→ Exercise requirements
The entries below should appear again in your reply, word for word.

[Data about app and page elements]
* * * *
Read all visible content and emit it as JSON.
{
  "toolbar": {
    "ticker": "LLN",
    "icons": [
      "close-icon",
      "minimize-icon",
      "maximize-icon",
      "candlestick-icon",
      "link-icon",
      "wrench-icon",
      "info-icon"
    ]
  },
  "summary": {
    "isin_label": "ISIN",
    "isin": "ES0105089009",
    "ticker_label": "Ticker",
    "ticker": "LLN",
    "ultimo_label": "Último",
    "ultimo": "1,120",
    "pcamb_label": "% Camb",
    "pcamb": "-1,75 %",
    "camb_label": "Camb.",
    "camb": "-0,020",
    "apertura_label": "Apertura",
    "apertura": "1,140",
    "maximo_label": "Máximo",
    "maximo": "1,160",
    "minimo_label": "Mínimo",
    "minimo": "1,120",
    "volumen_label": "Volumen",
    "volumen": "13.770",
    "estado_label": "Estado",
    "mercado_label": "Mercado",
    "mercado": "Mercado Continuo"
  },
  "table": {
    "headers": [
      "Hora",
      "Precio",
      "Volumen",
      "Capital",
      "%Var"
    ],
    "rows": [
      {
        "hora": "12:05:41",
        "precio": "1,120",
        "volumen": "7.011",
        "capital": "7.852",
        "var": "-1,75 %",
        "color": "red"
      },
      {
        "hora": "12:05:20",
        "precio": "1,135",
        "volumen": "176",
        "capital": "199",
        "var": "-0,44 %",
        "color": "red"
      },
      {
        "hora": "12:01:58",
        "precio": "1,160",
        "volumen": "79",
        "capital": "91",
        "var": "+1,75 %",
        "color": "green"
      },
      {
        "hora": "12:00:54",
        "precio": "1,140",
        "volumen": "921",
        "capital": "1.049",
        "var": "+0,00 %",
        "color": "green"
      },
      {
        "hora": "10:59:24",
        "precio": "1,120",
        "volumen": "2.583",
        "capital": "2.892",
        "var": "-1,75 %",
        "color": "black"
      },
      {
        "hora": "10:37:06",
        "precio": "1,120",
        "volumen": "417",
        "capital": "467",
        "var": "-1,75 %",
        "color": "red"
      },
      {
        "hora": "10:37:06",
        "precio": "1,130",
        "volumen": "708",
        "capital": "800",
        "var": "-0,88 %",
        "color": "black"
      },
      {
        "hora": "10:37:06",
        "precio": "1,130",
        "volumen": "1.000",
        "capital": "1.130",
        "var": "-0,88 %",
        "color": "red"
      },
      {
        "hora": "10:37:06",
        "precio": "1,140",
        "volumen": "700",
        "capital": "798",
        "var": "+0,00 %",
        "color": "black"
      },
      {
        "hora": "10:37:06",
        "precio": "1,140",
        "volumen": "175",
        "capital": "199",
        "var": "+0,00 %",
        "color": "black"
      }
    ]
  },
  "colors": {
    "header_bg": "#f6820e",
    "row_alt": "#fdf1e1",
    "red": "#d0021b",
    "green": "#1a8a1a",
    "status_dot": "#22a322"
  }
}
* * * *
→ Reply
Read all visible content and emit it as JSON.
{
  "toolbar": {
    "ticker": "LLN",
    "icons": [
      "close-icon",
      "minimize-icon",
      "maximize-icon",
      "candlestick-icon",
      "link-icon",
      "wrench-icon",
      "info-icon"
    ]
  },
  "summary": {
    "isin_label": "ISIN",
    "isin": "ES0105089009",
    "ticker_label": "Ticker",
    "ticker": "LLN",
    "ultimo_label": "Último",
    "ultimo": "1,120",
    "pcamb_label": "% Camb",
    "pcamb": "-1,75 %",
    "camb_label": "Camb.",
    "camb": "-0,020",
    "apertura_label": "Apertura",
    "apertura": "1,140",
    "maximo_label": "Máximo",
    "maximo": "1,160",
    "minimo_label": "Mínimo",
    "minimo": "1,120",
    "volumen_label": "Volumen",
    "volumen": "13.770",
    "estado_label": "Estado",
    "mercado_label": "Mercado",
    "mercado": "Mercado Continuo"
  },
  "table": {
    "headers": [
      "Hora",
      "Precio",
      "Volumen",
      "Capital",
      "%Var"
    ],
    "rows": [
      {
        "hora": "12:05:41",
        "precio": "1,120",
        "volumen": "7.011",
        "capital": "7.852",
        "var": "-1,75 %",
        "color": "red"
      },
      {
        "hora": "12:05:20",
        "precio": "1,135",
        "volumen": "176",
        "capital": "199",
        "var": "-0,44 %",
        "color": "red"
      },
      {
        "hora": "12:01:58",
        "precio": "1,160",
        "volumen": "79",
        "capital": "91",
        "var": "+1,75 %",
        "color": "green"
      },
      {
        "hora": "12:00:54",
        "precio": "1,140",
        "volumen": "921",
        "capital": "1.049",
        "var": "+0,00 %",
        "color": "green"
      },
      {
        "hora": "10:59:24",
        "precio": "1,120",
        "volumen": "2.583",
        "capital": "2.892",
        "var": "-1,75 %",
        "color": "black"
      },
      {
        "hora": "10:37:06",
        "precio": "1,120",
        "volumen": "417",
        "capital": "467",
        "var": "-1,75 %",
        "color": "red"
      },
      {
        "hora": "10:37:06",
        "precio": "1,130",
        "volumen": "708",
        "capital": "800",
        "var": "-0,88 %",
        "color": "black"
      },
      {
        "hora": "10:37:06",
        "precio": "1,130",
        "volumen": "1.000",
        "capital": "1.130",
        "var": "-0,88 %",
        "color": "red"
      },
      {
        "hora": "10:37:06",
        "precio": "1,140",
        "volumen": "700",
        "capital": "798",
        "var": "+0,00 %",
        "color": "black"
      },
      {
        "hora": "10:37:06",
        "precio": "1,140",
        "volumen": "175",
        "capital": "199",
        "var": "+0,00 %",
        "color": "black"
      }
    ]
  },
  "colors": {
    "header_bg": "#f6820e",
    "row_alt": "#fdf1e1",
    "red": "#d0021b",
    "green": "#1a8a1a",
    "status_dot": "#22a322"
  }
}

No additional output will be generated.